# WHAT IS EXPECTED:
In the entries below, find the string "this" and return each line holding it.

# DATA SECTION:
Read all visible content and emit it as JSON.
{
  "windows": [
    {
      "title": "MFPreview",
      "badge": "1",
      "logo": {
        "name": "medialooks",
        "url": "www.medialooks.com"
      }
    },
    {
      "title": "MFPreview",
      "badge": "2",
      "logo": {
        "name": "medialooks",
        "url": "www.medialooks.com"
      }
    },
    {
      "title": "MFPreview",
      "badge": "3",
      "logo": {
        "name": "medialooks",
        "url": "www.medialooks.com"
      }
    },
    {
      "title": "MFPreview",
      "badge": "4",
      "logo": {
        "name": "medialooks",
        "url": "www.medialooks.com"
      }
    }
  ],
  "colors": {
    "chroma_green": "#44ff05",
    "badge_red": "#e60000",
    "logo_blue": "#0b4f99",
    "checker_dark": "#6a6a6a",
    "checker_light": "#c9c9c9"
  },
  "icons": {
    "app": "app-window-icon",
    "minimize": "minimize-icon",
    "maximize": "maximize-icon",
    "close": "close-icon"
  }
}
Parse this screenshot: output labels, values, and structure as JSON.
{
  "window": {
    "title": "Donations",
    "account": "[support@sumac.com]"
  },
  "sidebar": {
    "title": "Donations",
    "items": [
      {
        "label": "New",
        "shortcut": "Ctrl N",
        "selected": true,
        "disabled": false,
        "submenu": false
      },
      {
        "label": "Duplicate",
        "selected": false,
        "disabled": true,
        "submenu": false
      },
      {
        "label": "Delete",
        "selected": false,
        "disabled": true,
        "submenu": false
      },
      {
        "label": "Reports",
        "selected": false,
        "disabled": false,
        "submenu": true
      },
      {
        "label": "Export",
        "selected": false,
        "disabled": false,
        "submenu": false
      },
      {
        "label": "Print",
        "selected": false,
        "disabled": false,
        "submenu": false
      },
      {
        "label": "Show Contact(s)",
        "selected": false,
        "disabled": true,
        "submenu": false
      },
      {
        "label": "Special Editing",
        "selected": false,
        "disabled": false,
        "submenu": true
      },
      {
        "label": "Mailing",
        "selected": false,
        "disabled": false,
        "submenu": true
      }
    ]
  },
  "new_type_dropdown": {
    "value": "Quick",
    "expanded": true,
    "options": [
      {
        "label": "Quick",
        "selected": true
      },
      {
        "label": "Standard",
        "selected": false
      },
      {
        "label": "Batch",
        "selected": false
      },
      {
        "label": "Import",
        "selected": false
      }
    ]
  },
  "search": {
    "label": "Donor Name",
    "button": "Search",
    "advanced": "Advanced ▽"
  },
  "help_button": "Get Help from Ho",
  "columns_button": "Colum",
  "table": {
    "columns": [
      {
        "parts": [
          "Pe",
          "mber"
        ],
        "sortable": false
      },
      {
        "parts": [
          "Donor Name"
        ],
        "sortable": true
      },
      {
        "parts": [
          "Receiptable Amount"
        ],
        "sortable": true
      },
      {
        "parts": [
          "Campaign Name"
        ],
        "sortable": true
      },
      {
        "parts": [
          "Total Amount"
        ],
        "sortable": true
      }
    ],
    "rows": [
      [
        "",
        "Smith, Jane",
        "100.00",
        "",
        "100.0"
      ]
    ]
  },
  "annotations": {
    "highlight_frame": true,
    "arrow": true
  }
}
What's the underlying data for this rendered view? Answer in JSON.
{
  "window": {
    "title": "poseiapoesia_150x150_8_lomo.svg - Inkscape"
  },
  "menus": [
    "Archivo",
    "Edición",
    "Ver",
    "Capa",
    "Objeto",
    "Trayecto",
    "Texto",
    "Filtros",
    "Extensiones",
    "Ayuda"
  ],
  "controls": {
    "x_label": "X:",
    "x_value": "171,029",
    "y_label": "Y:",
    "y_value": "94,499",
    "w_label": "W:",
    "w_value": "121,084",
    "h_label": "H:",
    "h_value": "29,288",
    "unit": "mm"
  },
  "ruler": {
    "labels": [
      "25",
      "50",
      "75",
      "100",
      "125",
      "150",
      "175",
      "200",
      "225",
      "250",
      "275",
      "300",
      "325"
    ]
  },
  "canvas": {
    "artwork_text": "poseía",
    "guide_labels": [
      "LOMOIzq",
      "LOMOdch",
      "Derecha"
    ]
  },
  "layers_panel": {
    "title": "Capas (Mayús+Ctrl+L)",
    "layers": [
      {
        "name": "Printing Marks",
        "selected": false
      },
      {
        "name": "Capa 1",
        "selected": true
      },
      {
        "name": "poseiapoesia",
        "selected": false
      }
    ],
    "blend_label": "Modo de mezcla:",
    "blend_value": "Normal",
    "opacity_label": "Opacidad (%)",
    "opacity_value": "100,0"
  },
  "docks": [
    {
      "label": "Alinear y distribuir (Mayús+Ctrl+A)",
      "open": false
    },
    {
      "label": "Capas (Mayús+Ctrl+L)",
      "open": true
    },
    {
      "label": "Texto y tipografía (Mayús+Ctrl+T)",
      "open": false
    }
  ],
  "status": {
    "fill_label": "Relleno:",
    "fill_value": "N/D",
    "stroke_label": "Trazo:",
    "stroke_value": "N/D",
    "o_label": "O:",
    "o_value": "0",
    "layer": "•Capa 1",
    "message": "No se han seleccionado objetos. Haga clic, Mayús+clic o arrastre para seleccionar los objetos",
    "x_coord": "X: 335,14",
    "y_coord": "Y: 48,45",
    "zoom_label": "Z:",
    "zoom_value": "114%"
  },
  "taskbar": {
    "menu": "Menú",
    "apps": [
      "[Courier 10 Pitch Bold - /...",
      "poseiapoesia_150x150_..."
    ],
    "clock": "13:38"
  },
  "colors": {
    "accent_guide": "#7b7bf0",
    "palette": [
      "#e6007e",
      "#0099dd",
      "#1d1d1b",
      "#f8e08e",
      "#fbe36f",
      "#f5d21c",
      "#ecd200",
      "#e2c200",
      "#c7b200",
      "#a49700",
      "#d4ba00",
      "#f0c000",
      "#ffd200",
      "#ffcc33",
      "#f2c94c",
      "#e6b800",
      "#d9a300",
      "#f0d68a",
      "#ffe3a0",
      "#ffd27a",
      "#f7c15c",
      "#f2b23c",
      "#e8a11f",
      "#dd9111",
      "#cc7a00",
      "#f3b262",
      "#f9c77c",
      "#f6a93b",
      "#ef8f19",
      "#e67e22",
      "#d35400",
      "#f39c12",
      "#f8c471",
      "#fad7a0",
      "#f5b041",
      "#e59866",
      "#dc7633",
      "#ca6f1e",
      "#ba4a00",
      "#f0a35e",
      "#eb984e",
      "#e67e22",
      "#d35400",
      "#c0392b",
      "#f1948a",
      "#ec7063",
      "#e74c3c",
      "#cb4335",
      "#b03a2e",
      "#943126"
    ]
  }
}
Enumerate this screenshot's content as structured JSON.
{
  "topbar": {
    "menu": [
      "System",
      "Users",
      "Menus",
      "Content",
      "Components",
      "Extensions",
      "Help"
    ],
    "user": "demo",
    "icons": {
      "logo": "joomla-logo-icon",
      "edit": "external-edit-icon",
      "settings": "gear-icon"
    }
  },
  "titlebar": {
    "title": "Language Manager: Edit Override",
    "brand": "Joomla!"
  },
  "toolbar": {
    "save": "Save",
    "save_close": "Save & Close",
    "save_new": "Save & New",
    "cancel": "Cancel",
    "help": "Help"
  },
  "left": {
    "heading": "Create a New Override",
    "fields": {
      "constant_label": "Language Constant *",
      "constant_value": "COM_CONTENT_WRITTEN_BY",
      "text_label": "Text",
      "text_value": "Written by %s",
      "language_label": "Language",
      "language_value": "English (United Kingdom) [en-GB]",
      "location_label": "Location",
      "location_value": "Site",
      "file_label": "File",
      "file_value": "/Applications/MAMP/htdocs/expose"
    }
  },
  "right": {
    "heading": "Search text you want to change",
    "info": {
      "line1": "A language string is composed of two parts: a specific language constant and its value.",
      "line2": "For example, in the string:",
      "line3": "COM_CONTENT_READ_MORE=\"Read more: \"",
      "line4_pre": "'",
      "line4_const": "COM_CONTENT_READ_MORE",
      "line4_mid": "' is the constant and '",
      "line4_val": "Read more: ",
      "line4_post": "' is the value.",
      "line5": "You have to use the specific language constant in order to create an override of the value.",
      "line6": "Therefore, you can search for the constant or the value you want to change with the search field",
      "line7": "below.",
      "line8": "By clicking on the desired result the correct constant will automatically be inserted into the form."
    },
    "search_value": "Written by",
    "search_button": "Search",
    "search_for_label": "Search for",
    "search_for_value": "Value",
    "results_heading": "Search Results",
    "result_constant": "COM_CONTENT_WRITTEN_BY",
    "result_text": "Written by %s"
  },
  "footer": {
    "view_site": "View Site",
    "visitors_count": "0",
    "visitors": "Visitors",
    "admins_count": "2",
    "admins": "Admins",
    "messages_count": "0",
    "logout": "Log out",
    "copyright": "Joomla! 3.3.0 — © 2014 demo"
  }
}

# WRITTEN ANSWER:
Parse this screenshot: output labels, values, and structure as JSON.
What's the underlying data for this rendered view? Answer in JSON.
Enumerate this screenshot's content as structured JSON.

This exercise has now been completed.